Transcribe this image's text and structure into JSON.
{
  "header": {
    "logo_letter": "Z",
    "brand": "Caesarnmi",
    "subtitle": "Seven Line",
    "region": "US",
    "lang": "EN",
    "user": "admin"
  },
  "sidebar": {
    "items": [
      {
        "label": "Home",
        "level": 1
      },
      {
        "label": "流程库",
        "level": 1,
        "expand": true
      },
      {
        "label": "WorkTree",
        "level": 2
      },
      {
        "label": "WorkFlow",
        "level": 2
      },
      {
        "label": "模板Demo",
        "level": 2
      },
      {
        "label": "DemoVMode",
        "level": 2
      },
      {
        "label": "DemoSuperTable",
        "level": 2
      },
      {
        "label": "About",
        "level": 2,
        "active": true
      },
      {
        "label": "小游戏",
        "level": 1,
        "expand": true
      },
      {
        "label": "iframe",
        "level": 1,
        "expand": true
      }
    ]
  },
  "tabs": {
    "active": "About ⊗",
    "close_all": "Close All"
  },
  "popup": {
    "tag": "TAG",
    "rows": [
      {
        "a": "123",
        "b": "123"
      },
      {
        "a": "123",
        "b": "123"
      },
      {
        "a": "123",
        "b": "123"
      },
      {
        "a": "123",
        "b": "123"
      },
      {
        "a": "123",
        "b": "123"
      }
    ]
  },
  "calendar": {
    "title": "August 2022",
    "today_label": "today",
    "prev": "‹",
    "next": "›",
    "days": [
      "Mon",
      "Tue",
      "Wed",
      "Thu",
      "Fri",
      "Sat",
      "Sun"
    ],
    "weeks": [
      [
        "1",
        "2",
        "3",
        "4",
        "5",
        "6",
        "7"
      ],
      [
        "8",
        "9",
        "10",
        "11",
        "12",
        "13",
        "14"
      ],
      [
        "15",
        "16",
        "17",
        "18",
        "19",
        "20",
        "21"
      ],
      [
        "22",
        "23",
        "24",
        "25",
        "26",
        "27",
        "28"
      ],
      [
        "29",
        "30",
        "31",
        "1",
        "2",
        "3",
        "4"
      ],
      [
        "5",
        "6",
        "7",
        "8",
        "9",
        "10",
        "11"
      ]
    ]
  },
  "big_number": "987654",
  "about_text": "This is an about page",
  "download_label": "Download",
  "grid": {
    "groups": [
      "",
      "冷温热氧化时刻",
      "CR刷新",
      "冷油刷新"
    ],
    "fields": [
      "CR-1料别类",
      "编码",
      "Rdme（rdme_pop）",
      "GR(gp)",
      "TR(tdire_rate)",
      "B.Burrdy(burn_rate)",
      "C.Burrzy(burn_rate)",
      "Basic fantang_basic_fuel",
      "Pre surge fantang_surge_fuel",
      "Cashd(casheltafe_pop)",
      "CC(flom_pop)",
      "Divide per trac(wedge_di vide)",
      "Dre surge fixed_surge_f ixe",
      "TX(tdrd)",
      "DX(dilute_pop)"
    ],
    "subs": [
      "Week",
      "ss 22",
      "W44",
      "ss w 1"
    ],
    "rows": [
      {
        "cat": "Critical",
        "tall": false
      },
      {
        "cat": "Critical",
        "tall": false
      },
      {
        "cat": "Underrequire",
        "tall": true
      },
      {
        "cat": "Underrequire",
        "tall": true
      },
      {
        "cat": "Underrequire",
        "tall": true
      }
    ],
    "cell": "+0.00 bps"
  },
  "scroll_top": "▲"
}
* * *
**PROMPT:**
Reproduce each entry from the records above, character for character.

**RESPONSE AREA:**
Transcribe this image's text and structure into JSON.
{
  "header": {
    "logo_letter": "Z",
    "brand": "Caesarnmi",
    "subtitle": "Seven Line",
    "region": "US",
    "lang": "EN",
    "user": "admin"
  },
  "sidebar": {
    "items": [
      {
        "label": "Home",
        "level": 1
      },
      {
        "label": "流程库",
        "level": 1,
        "expand": true
      },
      {
        "label": "WorkTree",
        "level": 2
      },
      {
        "label": "WorkFlow",
        "level": 2
      },
      {
        "label": "模板Demo",
        "level": 2
      },
      {
        "label": "DemoVMode",
        "level": 2
      },
      {
        "label": "DemoSuperTable",
        "level": 2
      },
      {
        "label": "About",
        "level": 2,
        "active": true
      },
      {
        "label": "小游戏",
        "level": 1,
        "expand": true
      },
      {
        "label": "iframe",
        "level": 1,
        "expand": true
      }
    ]
  },
  "tabs": {
    "active": "About ⊗",
    "close_all": "Close All"
  },
  "popup": {
    "tag": "TAG",
    "rows": [
      {
        "a": "123",
        "b": "123"
      },
      {
        "a": "123",
        "b": "123"
      },
      {
        "a": "123",
        "b": "123"
      },
      {
        "a": "123",
        "b": "123"
      },
      {
        "a": "123",
        "b": "123"
      }
    ]
  },
  "calendar": {
    "title": "August 2022",
    "today_label": "today",
    "prev": "‹",
    "next": "›",
    "days": [
      "Mon",
      "Tue",
      "Wed",
      "Thu",
      "Fri",
      "Sat",
      "Sun"
    ],
    "weeks": [
      [
        "1",
        "2",
        "3",
        "4",
        "5",
        "6",
        "7"
      ],
      [
        "8",
        "9",
        "10",
        "11",
        "12",
        "13",
        "14"
      ],
      [
        "15",
        "16",
        "17",
        "18",
        "19",
        "20",
        "21"
      ],
      [
        "22",
        "23",
        "24",
        "25",
        "26",
        "27",
        "28"
      ],
      [
        "29",
        "30",
        "31",
        "1",
        "2",
        "3",
        "4"
      ],
      [
        "5",
        "6",
        "7",
        "8",
        "9",
        "10",
        "11"
      ]
    ]
  },
  "big_number": "987654",
  "about_text": "This is an about page",
  "download_label": "Download",
  "grid": {
    "groups": [
      "",
      "冷温热氧化时刻",
      "CR刷新",
      "冷油刷新"
    ],
    "fields": [
      "CR-1料别类",
      "编码",
      "Rdme（rdme_pop）",
      "GR(gp)",
      "TR(tdire_rate)",
      "B.Burrdy(burn_rate)",
      "C.Burrzy(burn_rate)",
      "Basic fantang_basic_fuel",
      "Pre surge fantang_surge_fuel",
      "Cashd(casheltafe_pop)",
      "CC(flom_pop)",
      "Divide per trac(wedge_di vide)",
      "Dre surge fixed_surge_f ixe",
      "TX(tdrd)",
      "DX(dilute_pop)"
    ],
    "subs": [
      "Week",
      "ss 22",
      "W44",
      "ss w 1"
    ],
    "rows": [
      {
        "cat": "Critical",
        "tall": false
      },
      {
        "cat": "Critical",
        "tall": false
      },
      {
        "cat": "Underrequire",
        "tall": true
      },
      {
        "cat": "Underrequire",
        "tall": true
      },
      {
        "cat": "Underrequire",
        "tall": true
      }
    ],
    "cell": "+0.00 bps"
  },
  "scroll_top": "▲"
}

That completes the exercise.